Watch Gary Lane's Where in the World interview with VOM Radio host Todd Nettleton to hear what Chinese Christians would like us to pray for them.
This summer, Christians in China are experiencing an escalating wave of persecution unseen since Mao's Cultural Revolution.
"We're seeing more persecution or a higher level of persecution," said The Voice of the Martyrs Radio host Todd Nettleton.
Nettleton said two recent developments this year that have contributed to the government's church crackdown.
"In February new regulations on religious affairs took effect all across China and so we are seeing those regulations now being put into effect and enforced. We're seeing how that is being translated from the national government down to the provincial level and then to the local level and how that is effecting churches," he explained.
Another significant development occurred in March when the Communist Party changed the law allowing the Xi Jinping to serve for an unlimited time in office.
"He can essentially serve as president for as long as he wants," said Nettleton. "One emphasis going back to his days as a provincial leader was on controlling religious expression and controlling the church. So, we're seeing what he put into effect as a provincial leader. Now that he is president of the entire country, that same emphasis is spreading from the national government level down to every part of China."
In recent months, Xi has instituted a brutal crackdown. Officials have demolished or closed churches, bibles have been burned, pastors arrested, and crosses are still being removed from atop church buildings.
Chinese Christians report authorities have urged church leaders to remove pictures of Jesus from their sanctuaries and replace them with patriotic posters, or posters of President Xi instead. They've suggested hymns be replaced with patriotic songs about the "wonderfulness of the Chinese Communist Party."
Nettleton also said Chinese authorities are using advanced artificial intelligence software to monitor church attendees.
"One pastor in Beijing not long ago was told by the government, 'pastor we don't mind if you continue holding your services, we just want to put this camera on your platform looking out at the audience and it's attached to facial recognition software so that we can tell who comes to church on Sunday and who's there and what they are doing and how involved they are,'" he said.
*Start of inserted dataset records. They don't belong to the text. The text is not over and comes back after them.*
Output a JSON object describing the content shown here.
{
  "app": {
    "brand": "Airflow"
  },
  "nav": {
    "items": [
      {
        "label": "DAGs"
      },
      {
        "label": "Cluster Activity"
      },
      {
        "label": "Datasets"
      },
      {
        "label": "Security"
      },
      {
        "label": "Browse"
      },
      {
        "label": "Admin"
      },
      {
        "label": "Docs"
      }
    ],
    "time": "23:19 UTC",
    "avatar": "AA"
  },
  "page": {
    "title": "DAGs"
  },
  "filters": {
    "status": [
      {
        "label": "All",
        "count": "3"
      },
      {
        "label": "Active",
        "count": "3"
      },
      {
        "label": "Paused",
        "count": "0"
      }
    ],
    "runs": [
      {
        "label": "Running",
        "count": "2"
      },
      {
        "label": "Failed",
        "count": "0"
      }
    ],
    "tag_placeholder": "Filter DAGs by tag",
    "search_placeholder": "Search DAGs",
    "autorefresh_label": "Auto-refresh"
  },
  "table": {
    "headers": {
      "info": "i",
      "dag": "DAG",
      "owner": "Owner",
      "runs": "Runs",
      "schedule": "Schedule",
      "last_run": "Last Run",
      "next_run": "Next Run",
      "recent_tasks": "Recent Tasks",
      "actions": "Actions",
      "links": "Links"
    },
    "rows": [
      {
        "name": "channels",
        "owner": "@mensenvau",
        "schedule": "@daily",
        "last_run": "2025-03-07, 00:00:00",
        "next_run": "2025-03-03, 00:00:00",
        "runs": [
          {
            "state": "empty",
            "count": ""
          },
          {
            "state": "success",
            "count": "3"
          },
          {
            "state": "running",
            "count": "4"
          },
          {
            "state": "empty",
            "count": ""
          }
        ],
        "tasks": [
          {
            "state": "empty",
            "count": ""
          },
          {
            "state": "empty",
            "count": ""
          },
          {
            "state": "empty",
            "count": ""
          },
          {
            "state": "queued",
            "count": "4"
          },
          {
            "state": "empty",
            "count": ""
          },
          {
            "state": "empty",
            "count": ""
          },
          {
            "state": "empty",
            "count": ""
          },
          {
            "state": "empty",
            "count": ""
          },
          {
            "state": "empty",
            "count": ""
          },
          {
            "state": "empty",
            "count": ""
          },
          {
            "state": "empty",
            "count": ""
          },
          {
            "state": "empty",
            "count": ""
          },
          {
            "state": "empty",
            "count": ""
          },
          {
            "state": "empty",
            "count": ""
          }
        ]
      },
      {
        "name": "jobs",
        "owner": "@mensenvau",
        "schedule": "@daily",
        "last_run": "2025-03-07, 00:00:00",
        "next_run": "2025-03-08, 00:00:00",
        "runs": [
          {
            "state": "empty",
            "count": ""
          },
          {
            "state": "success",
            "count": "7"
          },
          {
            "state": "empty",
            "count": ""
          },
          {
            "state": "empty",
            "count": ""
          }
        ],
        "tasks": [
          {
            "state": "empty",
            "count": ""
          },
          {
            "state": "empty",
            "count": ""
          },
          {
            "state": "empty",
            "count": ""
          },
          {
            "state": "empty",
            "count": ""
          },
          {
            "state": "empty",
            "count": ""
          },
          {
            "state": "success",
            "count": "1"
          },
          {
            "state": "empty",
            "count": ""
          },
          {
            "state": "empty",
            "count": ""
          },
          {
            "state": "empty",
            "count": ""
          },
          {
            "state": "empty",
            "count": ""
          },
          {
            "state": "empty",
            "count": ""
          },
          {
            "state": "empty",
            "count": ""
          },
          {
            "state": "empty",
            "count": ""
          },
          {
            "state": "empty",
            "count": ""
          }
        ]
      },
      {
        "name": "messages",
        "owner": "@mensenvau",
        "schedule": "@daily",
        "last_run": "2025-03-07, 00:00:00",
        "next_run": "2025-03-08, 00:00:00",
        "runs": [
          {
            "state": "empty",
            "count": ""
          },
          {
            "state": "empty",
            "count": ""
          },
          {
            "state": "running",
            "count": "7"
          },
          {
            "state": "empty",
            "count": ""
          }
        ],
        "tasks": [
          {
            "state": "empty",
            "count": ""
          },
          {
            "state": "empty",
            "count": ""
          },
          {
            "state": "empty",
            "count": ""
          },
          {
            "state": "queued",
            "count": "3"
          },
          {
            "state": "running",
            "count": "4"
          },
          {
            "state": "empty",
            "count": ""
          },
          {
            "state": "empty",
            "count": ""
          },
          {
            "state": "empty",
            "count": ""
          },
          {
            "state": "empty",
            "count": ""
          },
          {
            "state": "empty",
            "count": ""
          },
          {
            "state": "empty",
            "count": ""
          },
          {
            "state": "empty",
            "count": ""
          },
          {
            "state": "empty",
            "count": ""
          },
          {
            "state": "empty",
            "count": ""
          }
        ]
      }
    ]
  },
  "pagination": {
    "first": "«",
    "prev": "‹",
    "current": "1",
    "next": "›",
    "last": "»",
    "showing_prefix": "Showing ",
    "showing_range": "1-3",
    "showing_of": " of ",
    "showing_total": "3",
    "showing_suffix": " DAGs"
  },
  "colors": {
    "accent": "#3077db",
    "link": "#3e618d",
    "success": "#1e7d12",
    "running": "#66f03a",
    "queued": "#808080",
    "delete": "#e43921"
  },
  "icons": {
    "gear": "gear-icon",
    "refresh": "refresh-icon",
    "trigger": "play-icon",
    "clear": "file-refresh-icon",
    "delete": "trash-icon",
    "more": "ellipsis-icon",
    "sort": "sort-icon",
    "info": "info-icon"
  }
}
Earlier this month after the pastor refused to comply, Public Security Bureau (PSB) officers interrupted the church service and shut the doors to the church building.